[Task statement]
Look through the entries below. Report each line that has the word "MonoDevelop" in it.

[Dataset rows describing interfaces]
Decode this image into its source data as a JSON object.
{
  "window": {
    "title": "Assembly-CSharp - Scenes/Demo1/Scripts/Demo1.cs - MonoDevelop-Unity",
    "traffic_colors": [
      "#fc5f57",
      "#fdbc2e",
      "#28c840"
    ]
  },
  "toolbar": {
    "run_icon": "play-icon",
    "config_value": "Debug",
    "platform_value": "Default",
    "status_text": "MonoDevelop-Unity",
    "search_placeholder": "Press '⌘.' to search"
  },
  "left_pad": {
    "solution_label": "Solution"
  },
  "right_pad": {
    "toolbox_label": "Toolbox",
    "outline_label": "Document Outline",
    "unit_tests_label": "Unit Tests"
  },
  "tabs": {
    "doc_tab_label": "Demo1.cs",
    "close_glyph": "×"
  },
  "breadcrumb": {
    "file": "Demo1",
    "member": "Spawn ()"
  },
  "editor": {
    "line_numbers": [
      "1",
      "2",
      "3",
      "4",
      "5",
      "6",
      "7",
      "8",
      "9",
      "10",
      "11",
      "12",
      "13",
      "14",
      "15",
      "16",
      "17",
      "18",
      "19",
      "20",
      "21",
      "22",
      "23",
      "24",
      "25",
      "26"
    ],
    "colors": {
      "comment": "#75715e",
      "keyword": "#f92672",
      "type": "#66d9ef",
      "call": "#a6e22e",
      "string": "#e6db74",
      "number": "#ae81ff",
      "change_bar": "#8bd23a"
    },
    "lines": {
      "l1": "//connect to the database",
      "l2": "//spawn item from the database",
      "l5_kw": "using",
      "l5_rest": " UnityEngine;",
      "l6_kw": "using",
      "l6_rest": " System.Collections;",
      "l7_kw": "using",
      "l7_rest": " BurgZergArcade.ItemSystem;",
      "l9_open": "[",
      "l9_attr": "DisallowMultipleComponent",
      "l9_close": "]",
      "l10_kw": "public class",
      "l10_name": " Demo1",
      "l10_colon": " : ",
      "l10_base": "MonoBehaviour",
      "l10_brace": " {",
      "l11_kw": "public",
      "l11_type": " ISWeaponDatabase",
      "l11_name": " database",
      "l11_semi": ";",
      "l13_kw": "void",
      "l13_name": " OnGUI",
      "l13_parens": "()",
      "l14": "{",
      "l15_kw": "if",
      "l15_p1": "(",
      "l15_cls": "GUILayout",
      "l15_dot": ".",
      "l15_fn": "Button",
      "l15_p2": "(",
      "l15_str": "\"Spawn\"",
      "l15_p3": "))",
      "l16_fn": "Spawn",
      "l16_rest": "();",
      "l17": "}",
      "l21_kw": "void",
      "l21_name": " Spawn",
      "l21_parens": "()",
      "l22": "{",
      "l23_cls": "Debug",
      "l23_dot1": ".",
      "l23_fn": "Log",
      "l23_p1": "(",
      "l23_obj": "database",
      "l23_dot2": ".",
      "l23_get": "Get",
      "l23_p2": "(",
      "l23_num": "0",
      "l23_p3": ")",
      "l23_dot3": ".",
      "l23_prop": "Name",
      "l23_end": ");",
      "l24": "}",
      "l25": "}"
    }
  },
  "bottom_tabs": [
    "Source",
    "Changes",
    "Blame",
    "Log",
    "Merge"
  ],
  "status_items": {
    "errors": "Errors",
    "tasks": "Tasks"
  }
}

[Solution to this exercise]
    "title": "Assembly-CSharp - Scenes/Demo1/Scripts/Demo1.cs - MonoDevelop-Unity",
    "status_text": "MonoDevelop-Unity",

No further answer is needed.